[Start of Attachment]
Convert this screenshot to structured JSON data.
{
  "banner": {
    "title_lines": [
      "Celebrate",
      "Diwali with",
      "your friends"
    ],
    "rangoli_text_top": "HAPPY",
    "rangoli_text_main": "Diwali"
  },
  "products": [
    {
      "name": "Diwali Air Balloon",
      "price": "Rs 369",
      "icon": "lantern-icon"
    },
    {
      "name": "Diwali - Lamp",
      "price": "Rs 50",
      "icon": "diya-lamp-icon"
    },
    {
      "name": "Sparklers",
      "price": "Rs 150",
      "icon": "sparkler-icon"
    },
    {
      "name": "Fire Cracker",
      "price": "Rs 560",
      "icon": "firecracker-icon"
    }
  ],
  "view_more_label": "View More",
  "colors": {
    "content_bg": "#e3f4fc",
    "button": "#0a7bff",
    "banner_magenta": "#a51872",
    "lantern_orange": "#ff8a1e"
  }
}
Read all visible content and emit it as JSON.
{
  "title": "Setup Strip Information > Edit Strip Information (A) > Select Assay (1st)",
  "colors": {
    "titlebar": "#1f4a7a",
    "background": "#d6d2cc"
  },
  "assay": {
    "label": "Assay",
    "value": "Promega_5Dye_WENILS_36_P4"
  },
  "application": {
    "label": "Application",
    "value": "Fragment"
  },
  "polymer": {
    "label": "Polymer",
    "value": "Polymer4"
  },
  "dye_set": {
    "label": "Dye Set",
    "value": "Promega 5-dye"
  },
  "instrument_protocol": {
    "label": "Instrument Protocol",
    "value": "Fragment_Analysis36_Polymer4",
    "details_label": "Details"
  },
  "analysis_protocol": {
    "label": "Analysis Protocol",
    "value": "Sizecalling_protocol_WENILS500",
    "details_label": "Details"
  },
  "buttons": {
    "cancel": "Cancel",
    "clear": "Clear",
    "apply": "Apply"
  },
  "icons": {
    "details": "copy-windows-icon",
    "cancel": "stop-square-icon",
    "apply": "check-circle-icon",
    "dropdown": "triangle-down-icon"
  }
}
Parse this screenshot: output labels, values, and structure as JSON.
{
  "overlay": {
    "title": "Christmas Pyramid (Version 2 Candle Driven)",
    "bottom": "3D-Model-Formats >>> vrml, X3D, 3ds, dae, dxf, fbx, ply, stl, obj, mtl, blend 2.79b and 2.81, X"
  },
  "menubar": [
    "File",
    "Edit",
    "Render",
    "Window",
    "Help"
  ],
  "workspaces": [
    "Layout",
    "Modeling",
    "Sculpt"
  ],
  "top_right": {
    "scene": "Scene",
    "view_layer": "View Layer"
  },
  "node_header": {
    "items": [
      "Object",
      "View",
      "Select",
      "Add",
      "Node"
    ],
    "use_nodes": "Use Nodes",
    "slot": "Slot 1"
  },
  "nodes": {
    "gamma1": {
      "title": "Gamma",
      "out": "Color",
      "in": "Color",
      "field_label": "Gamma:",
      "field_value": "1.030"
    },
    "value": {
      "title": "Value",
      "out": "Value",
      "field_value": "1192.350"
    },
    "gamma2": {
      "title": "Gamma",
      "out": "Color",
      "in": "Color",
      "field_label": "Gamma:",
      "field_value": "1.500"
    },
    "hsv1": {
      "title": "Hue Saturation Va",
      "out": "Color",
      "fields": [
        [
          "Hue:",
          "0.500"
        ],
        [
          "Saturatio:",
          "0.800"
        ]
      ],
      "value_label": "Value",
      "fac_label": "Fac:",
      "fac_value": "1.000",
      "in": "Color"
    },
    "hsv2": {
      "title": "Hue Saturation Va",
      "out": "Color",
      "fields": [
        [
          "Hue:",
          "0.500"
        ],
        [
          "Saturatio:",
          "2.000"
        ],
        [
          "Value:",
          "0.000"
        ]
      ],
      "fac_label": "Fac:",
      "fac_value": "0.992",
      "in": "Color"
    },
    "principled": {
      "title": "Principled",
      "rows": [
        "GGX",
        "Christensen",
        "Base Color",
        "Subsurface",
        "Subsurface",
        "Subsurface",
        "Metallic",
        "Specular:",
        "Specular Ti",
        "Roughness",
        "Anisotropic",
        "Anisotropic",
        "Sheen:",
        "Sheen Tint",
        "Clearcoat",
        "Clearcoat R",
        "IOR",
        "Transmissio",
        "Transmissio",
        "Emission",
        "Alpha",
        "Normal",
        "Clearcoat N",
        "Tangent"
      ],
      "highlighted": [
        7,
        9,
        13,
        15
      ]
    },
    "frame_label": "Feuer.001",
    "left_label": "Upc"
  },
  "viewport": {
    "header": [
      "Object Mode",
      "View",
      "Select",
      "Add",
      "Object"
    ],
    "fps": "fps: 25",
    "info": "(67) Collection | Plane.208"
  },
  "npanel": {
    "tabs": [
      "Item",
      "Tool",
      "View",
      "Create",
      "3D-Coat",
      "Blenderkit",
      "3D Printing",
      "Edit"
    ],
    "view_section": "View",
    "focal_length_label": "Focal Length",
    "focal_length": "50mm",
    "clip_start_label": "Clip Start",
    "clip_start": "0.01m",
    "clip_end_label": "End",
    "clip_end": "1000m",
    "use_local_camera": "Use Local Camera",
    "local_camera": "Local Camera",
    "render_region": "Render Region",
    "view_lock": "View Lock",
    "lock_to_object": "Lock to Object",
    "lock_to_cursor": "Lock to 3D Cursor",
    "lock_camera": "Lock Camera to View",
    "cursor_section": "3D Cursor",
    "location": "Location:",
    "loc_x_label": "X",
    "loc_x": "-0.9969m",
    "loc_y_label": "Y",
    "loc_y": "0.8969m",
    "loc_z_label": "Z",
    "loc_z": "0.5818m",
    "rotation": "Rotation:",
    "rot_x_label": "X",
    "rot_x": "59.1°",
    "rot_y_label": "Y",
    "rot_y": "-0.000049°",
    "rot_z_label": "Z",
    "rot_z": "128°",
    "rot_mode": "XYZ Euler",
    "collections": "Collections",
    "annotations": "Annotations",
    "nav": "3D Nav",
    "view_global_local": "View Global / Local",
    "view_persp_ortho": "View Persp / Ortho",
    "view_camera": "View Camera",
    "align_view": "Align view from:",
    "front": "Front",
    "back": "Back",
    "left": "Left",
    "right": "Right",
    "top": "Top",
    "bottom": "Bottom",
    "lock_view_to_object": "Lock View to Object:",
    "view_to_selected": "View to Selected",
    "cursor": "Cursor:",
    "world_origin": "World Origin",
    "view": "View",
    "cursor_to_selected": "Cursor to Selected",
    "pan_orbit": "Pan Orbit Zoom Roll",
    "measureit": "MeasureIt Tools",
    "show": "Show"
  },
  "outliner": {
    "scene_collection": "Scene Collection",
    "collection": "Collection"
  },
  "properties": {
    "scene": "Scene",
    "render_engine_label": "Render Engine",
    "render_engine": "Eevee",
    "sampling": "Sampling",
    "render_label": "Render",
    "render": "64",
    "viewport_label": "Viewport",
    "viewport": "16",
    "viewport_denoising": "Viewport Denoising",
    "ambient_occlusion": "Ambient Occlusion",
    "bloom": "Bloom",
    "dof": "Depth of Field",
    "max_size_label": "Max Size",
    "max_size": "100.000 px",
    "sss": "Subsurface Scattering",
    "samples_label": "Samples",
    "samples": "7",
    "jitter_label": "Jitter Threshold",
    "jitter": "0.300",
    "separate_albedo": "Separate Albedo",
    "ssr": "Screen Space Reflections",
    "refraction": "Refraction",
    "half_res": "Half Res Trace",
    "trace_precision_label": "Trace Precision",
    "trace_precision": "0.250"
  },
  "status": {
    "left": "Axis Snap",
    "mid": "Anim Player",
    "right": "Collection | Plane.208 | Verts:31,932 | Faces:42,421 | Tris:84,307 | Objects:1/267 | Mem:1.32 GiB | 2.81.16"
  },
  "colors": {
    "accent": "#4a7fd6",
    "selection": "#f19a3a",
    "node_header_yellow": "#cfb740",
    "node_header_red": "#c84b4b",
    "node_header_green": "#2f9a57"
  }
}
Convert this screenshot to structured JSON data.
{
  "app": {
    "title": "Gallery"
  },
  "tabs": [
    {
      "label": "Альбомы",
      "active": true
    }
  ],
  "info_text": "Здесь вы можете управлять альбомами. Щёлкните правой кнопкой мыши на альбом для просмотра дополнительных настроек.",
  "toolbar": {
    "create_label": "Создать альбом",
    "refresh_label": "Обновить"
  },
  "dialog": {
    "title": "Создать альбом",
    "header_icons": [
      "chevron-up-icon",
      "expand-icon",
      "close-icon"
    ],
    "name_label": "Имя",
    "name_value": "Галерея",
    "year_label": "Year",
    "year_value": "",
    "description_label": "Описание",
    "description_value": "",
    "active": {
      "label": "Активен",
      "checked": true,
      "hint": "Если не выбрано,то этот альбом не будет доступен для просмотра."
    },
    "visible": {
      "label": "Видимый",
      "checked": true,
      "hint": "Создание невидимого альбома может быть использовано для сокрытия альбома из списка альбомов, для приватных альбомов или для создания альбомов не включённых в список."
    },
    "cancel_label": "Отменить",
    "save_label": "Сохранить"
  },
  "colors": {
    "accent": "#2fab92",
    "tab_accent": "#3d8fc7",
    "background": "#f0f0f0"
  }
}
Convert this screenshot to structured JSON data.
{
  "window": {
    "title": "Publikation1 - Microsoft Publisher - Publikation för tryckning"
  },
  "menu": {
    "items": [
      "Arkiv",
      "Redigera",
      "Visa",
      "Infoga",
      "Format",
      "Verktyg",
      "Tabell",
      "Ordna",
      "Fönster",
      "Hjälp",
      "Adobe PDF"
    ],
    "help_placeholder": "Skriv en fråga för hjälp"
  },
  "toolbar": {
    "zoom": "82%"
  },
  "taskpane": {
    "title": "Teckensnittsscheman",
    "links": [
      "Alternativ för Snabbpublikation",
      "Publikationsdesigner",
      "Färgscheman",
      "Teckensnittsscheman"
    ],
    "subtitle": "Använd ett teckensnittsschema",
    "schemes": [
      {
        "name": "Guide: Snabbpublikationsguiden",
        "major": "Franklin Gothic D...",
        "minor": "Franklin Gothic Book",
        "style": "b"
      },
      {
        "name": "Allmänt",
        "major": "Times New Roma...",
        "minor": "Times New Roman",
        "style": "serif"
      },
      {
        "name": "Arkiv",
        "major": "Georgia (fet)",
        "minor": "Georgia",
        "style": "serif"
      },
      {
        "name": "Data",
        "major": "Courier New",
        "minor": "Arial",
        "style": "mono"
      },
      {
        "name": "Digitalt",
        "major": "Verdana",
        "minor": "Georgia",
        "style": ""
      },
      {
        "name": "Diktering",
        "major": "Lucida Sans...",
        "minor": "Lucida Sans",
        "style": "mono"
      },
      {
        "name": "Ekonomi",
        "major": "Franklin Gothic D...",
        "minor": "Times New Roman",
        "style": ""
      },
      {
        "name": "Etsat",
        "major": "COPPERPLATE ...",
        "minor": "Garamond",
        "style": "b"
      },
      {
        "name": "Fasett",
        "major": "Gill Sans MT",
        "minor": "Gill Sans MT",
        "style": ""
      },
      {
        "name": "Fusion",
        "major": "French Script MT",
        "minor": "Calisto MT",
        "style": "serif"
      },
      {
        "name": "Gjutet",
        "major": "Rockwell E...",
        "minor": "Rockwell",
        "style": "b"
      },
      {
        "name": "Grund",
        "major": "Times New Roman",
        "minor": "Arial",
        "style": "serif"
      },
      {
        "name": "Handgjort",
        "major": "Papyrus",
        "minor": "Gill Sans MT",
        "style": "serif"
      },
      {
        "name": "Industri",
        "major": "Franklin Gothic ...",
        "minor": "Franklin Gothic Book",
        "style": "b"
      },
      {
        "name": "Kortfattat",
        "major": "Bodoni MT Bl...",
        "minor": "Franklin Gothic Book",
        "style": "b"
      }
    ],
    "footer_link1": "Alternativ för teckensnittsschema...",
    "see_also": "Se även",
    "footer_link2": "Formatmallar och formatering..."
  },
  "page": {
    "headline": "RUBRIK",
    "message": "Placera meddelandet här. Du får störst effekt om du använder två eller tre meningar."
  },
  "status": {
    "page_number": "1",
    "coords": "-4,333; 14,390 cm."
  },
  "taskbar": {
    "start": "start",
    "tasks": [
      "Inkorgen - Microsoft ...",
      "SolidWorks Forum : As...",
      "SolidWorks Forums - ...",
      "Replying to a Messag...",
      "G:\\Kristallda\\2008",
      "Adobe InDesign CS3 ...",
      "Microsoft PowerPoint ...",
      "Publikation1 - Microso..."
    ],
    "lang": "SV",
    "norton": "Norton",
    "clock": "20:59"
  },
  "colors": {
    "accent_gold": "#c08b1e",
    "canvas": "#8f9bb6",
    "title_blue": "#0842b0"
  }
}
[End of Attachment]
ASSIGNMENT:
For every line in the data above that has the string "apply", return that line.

REPLY:
    "apply": "Apply"
    "apply": "check-circle-icon",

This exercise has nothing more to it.